* **The task**
When a line of the listing below has the string "Click" in it, copy that line.
==============================
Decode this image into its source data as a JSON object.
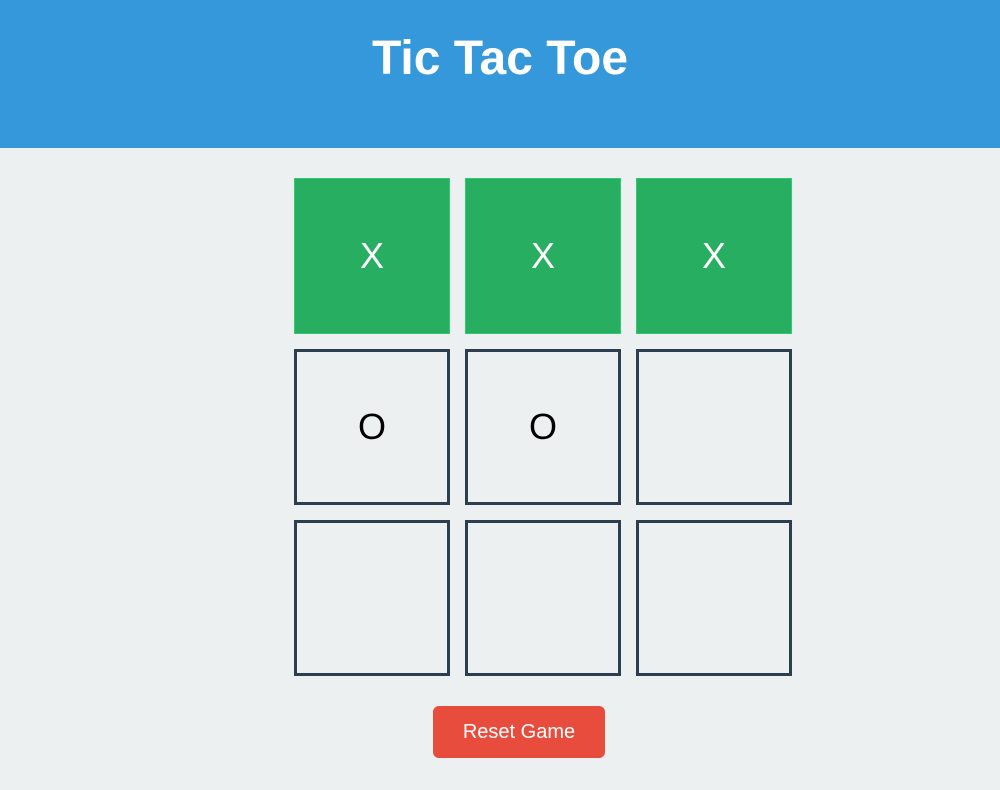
{
  "header": {
    "title": "Tic Tac Toe"
  },
  "board": {
    "cells": [
      {
        "value": "X",
        "winning": true
      },
      {
        "value": "X",
        "winning": true
      },
      {
        "value": "X",
        "winning": true
      },
      {
        "value": "O",
        "winning": false
      },
      {
        "value": "O",
        "winning": false
      },
      {
        "value": "",
        "winning": false
      },
      {
        "value": "",
        "winning": false
      },
      {
        "value": "",
        "winning": false
      },
      {
        "value": "",
        "winning": false
      }
    ]
  },
  "controls": {
    "reset_label": "Reset Game"
  },
  "colors": {
    "header": "#3498db",
    "win": "#27ae60",
    "reset": "#e74c3c",
    "border": "#2c3e50",
    "background": "#ecf0f1"
  }
}
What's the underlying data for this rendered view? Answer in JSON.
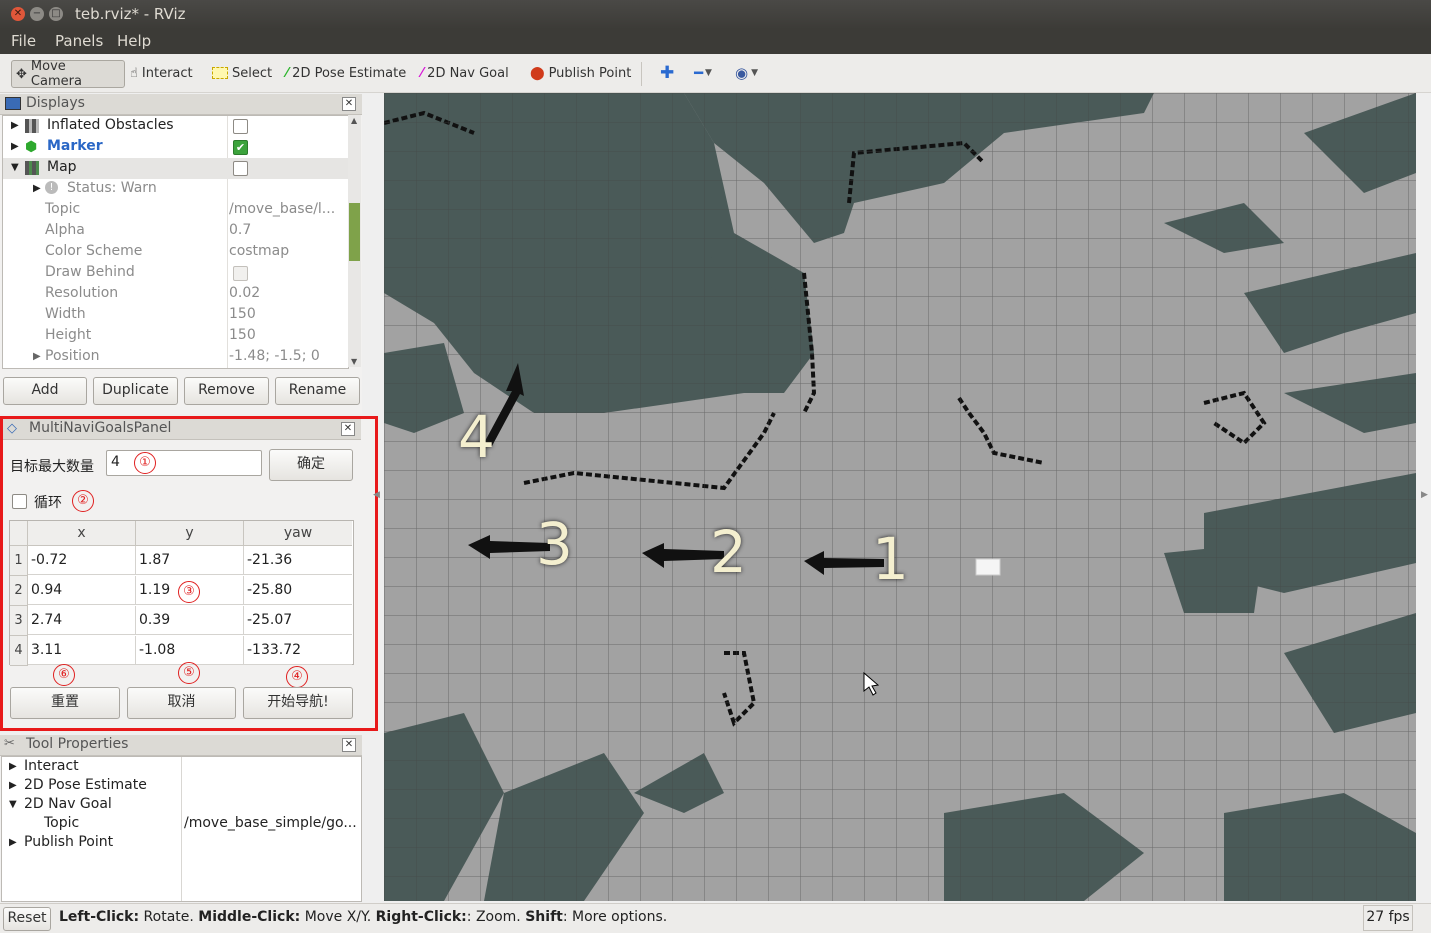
{
  "window": {
    "title": "teb.rviz* - RViz"
  },
  "menu": [
    "File",
    "Panels",
    "Help"
  ],
  "toolbar": {
    "move_camera": "Move Camera",
    "interact": "Interact",
    "select": "Select",
    "pose_estimate": "2D Pose Estimate",
    "nav_goal": "2D Nav Goal",
    "publish_point": "Publish Point"
  },
  "displays": {
    "title": "Displays",
    "items": [
      {
        "name": "Inflated Obstacles",
        "checked": false
      },
      {
        "name": "Marker",
        "checked": true
      },
      {
        "name": "Map",
        "checked": false
      }
    ],
    "map_props": [
      {
        "key": "Status: Warn",
        "value": ""
      },
      {
        "key": "Topic",
        "value": "/move_base/l..."
      },
      {
        "key": "Alpha",
        "value": "0.7"
      },
      {
        "key": "Color Scheme",
        "value": "costmap"
      },
      {
        "key": "Draw Behind",
        "value": ""
      },
      {
        "key": "Resolution",
        "value": "0.02"
      },
      {
        "key": "Width",
        "value": "150"
      },
      {
        "key": "Height",
        "value": "150"
      },
      {
        "key": "Position",
        "value": "-1.48; -1.5; 0"
      }
    ],
    "buttons": {
      "add": "Add",
      "duplicate": "Duplicate",
      "remove": "Remove",
      "rename": "Rename"
    }
  },
  "multi": {
    "title": "MultiNaviGoalsPanel",
    "max_label": "目标最大数量",
    "max_value": "4",
    "confirm": "确定",
    "loop_label": "循环",
    "headers": [
      "x",
      "y",
      "yaw"
    ],
    "rows": [
      [
        "1",
        "-0.72",
        "1.87",
        "-21.36"
      ],
      [
        "2",
        "0.94",
        "1.19",
        "-25.80"
      ],
      [
        "3",
        "2.74",
        "0.39",
        "-25.07"
      ],
      [
        "4",
        "3.11",
        "-1.08",
        "-133.72"
      ]
    ],
    "reset": "重置",
    "cancel": "取消",
    "start": "开始导航!",
    "markers": [
      "①",
      "②",
      "③",
      "④",
      "⑤",
      "⑥"
    ]
  },
  "tool_props": {
    "title": "Tool Properties",
    "items": [
      "Interact",
      "2D Pose Estimate",
      "2D Nav Goal",
      "Topic",
      "Publish Point"
    ],
    "topic_value": "/move_base_simple/go..."
  },
  "status": {
    "reset": "Reset",
    "left": "Left-Click:",
    "left_desc": " Rotate. ",
    "middle": "Middle-Click:",
    "middle_desc": " Move X/Y. ",
    "right": "Right-Click:",
    "right_desc": ": Zoom. ",
    "shift": "Shift",
    "shift_desc": ": More options.",
    "fps": "27 fps"
  },
  "goals_overlay": [
    "1",
    "2",
    "3",
    "4"
  ]
}
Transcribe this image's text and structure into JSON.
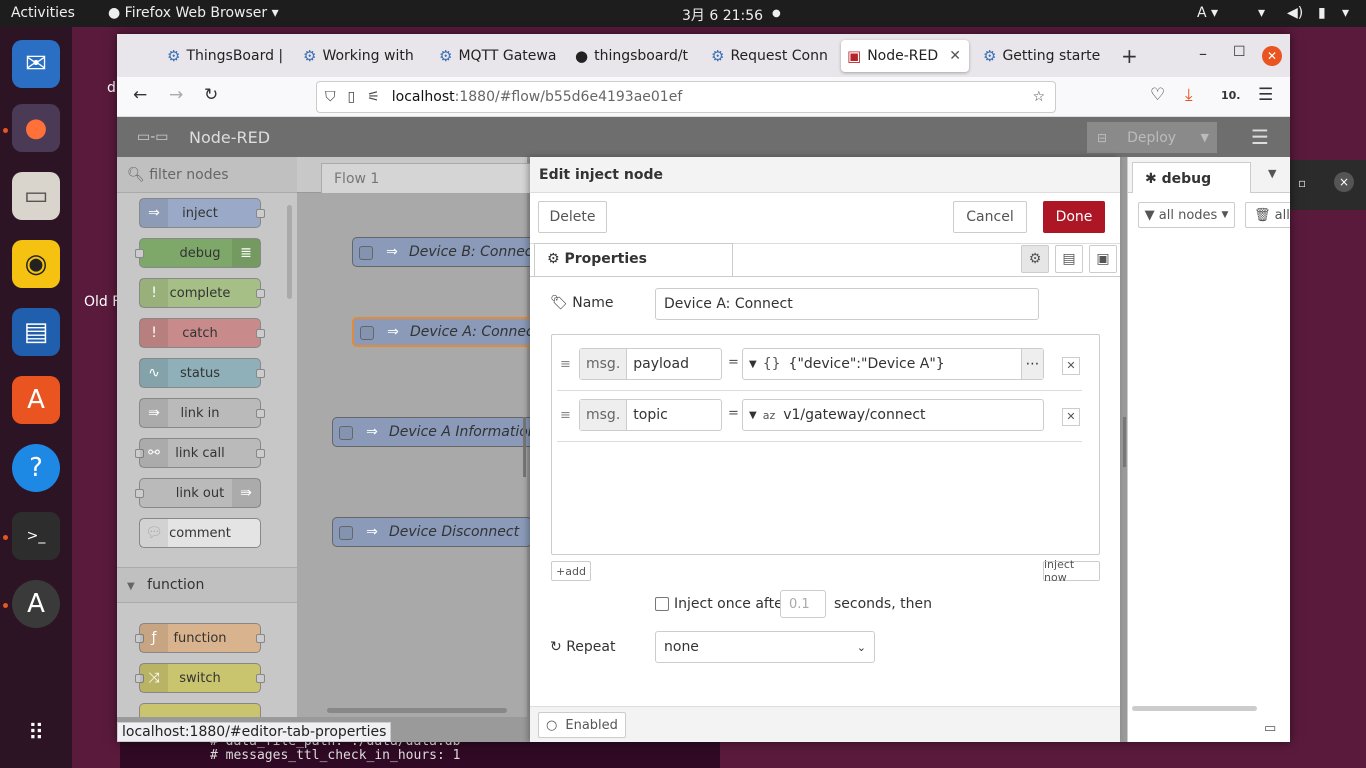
{
  "topbar": {
    "activities": "Activities",
    "app_name": "Firefox Web Browser",
    "clock": "3月 6  21:56",
    "input_method": "A"
  },
  "desktop": {
    "icon_label_1": "d",
    "icon_label_2": "Old F",
    "terminal_line_1": "#  data_file_path: ./data/data.db",
    "terminal_line_2": "#  messages_ttl_check_in_hours: 1"
  },
  "browser": {
    "tabs": [
      {
        "label": "ThingsBoard |"
      },
      {
        "label": "Working with"
      },
      {
        "label": "MQTT Gatewa"
      },
      {
        "label": "thingsboard/t"
      },
      {
        "label": "Request Conn"
      },
      {
        "label": "Node-RED"
      },
      {
        "label": "Getting starte"
      }
    ],
    "url_host": "localhost",
    "url_rest": ":1880/#flow/b55d6e4193ae01ef",
    "status_url": "localhost:1880/#editor-tab-properties",
    "ext_badge": "10."
  },
  "nodered": {
    "title": "Node-RED",
    "deploy_label": "Deploy",
    "filter_placeholder": "filter nodes",
    "flow_tab": "Flow 1",
    "palette": {
      "common": [
        {
          "label": "inject"
        },
        {
          "label": "debug"
        },
        {
          "label": "complete"
        },
        {
          "label": "catch"
        },
        {
          "label": "status"
        },
        {
          "label": "link in"
        },
        {
          "label": "link call"
        },
        {
          "label": "link out"
        },
        {
          "label": "comment"
        }
      ],
      "function_header": "function",
      "function": [
        {
          "label": "function"
        },
        {
          "label": "switch"
        }
      ]
    },
    "canvas_nodes": [
      {
        "label": "Device B: Connect"
      },
      {
        "label": "Device A: Connect"
      },
      {
        "label": "Device A Information"
      },
      {
        "label": "Device Disconnect"
      }
    ],
    "tray": {
      "title": "Edit inject node",
      "delete_label": "Delete",
      "cancel_label": "Cancel",
      "done_label": "Done",
      "tab_properties": "Properties",
      "name_label": "Name",
      "name_value": "Device A: Connect",
      "props": [
        {
          "prefix": "msg.",
          "key": "payload",
          "eq": "=",
          "type_icon": "{}",
          "value": "{\"device\":\"Device A\"}"
        },
        {
          "prefix": "msg.",
          "key": "topic",
          "eq": "=",
          "type_icon": "az",
          "value": "v1/gateway/connect"
        }
      ],
      "add_label": "add",
      "inject_now_label": "inject now",
      "inject_once_label": "Inject once after",
      "inject_once_value": "0.1",
      "seconds_label": "seconds, then",
      "repeat_label": "Repeat",
      "repeat_value": "none",
      "enabled_label": "Enabled"
    },
    "sidebar": {
      "tab_debug": "debug",
      "filter_label": "all nodes",
      "clear_label": "all"
    }
  }
}
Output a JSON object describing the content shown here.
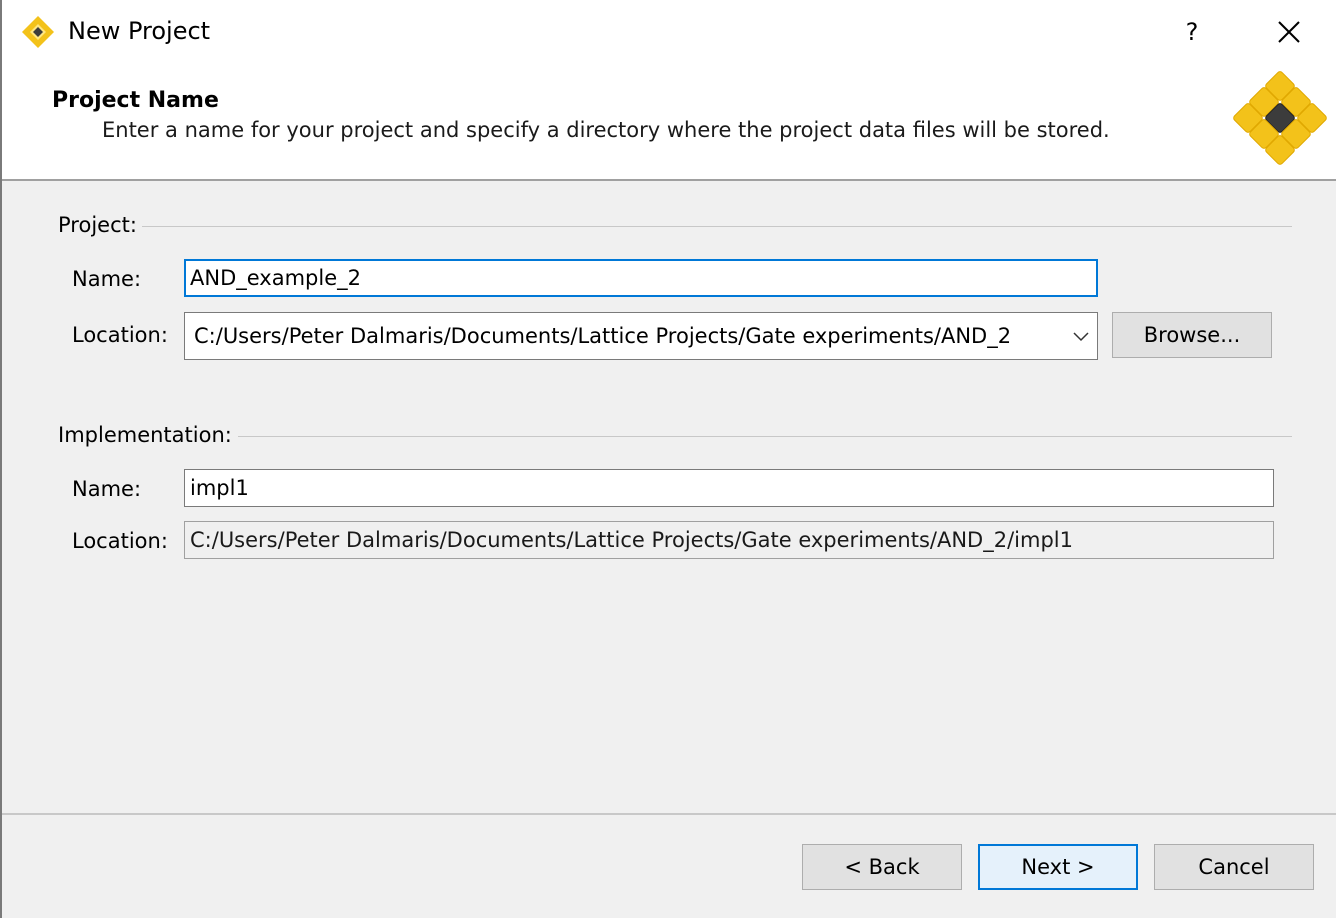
{
  "window": {
    "title": "New Project",
    "help_label": "?",
    "close_icon": "close-icon",
    "app_icon": "lattice-diamond-icon"
  },
  "header": {
    "title": "Project Name",
    "description": "Enter a name for your project and specify a directory where the project data files will be stored.",
    "logo_icon": "lattice-diamond-logo",
    "colors": {
      "gold": "#f3c21a",
      "dark": "#3c3c3c"
    }
  },
  "project": {
    "group_label": "Project:",
    "name_label": "Name:",
    "name_value": "AND_example_2",
    "location_label": "Location:",
    "location_value": "C:/Users/Peter Dalmaris/Documents/Lattice Projects/Gate experiments/AND_2",
    "browse_label": "Browse..."
  },
  "implementation": {
    "group_label": "Implementation:",
    "name_label": "Name:",
    "name_value": "impl1",
    "location_label": "Location:",
    "location_value": "C:/Users/Peter Dalmaris/Documents/Lattice Projects/Gate experiments/AND_2/impl1"
  },
  "footer": {
    "back_label": "< Back",
    "next_label": "Next >",
    "cancel_label": "Cancel"
  },
  "colors": {
    "focus_border": "#0078d7",
    "panel_bg": "#f0f0f0",
    "default_button_bg": "#e5f1fb"
  }
}
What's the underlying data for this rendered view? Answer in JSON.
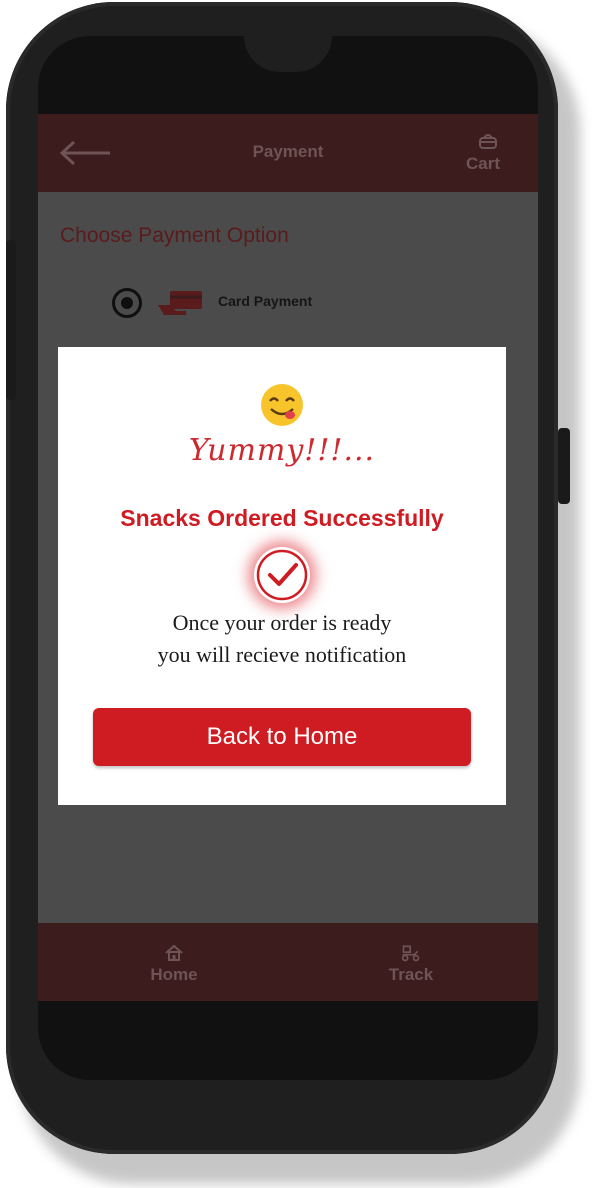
{
  "header": {
    "title": "Payment",
    "cart_label": "Cart"
  },
  "payment": {
    "heading": "Choose Payment Option",
    "option_label": "Card Payment",
    "selected": true
  },
  "modal": {
    "exclamation": "Yummy!!!...",
    "title": "Snacks Ordered Successfully",
    "message_line1": "Once your order is ready",
    "message_line2": "you will recieve notification",
    "button_label": "Back to Home"
  },
  "bottom_nav": {
    "home_label": "Home",
    "track_label": "Track"
  },
  "colors": {
    "brand_red": "#cf1b22",
    "header_dim": "#3c1c1d",
    "overlay": "#4b4b4b"
  }
}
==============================
* **Completed exercise**
    "left": "Left-Click:",
    "middle": "Middle-Click:",
    "right": "Right-Click:",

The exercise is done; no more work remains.